[[ Records supplied open ]]

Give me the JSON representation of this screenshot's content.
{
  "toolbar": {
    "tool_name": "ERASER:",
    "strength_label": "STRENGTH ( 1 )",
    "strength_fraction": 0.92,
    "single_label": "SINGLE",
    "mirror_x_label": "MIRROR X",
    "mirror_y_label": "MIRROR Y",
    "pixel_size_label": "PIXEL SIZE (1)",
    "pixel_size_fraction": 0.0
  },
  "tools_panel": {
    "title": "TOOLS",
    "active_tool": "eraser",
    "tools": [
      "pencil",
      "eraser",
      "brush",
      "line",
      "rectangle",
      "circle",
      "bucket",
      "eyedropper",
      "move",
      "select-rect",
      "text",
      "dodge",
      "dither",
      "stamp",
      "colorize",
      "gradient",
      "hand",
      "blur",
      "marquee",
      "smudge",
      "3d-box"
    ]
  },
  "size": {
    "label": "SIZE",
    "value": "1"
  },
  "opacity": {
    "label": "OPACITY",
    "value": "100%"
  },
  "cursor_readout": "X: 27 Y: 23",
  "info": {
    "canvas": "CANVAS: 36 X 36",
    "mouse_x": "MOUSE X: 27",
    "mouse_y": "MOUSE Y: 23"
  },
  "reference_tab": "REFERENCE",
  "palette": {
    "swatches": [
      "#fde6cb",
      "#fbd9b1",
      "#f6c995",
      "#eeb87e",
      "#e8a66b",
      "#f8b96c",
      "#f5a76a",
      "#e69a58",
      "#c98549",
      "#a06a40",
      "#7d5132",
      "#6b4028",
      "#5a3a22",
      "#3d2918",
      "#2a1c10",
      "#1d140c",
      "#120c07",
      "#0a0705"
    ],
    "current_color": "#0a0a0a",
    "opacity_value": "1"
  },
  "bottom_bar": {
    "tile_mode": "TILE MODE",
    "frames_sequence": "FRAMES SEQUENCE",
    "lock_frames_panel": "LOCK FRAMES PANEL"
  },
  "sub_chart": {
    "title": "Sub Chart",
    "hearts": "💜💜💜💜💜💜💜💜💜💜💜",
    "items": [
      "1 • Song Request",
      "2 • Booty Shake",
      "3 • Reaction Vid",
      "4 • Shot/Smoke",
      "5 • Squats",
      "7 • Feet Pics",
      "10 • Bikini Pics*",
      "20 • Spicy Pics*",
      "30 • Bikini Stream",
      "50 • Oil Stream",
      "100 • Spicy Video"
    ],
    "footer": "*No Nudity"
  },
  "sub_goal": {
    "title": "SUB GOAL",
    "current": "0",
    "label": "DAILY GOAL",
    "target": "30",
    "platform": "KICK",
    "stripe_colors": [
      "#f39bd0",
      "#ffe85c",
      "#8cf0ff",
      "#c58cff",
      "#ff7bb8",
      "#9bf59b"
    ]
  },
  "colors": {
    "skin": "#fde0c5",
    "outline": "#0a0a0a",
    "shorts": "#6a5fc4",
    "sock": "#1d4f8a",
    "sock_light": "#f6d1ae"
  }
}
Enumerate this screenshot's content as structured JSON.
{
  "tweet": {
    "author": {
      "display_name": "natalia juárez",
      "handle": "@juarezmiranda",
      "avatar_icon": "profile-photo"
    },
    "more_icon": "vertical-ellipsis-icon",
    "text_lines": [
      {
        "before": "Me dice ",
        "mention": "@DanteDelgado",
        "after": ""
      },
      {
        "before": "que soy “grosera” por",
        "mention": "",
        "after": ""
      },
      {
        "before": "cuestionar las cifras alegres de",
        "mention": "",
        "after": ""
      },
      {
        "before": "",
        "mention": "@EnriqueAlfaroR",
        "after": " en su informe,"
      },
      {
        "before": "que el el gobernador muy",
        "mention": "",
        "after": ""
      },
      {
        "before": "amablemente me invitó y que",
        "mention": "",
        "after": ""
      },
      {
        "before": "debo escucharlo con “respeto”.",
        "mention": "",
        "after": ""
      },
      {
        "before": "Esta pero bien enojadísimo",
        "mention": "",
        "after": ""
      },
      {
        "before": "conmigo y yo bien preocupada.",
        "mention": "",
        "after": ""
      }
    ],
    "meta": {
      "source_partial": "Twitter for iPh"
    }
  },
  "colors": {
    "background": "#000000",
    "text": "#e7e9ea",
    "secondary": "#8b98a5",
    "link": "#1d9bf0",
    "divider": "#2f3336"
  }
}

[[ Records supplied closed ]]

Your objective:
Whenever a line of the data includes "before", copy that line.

Output:
        "before": "Me dice ",
        "before": "que soy “grosera” por",
        "before": "cuestionar las cifras alegres de",
        "before": "",
        "before": "que el el gobernador muy",
        "before": "amablemente me invitó y que",
        "before": "debo escucharlo con “respeto”.",
        "before": "Esta pero bien enojadísimo",
        "before": "conmigo y yo bien preocupada.",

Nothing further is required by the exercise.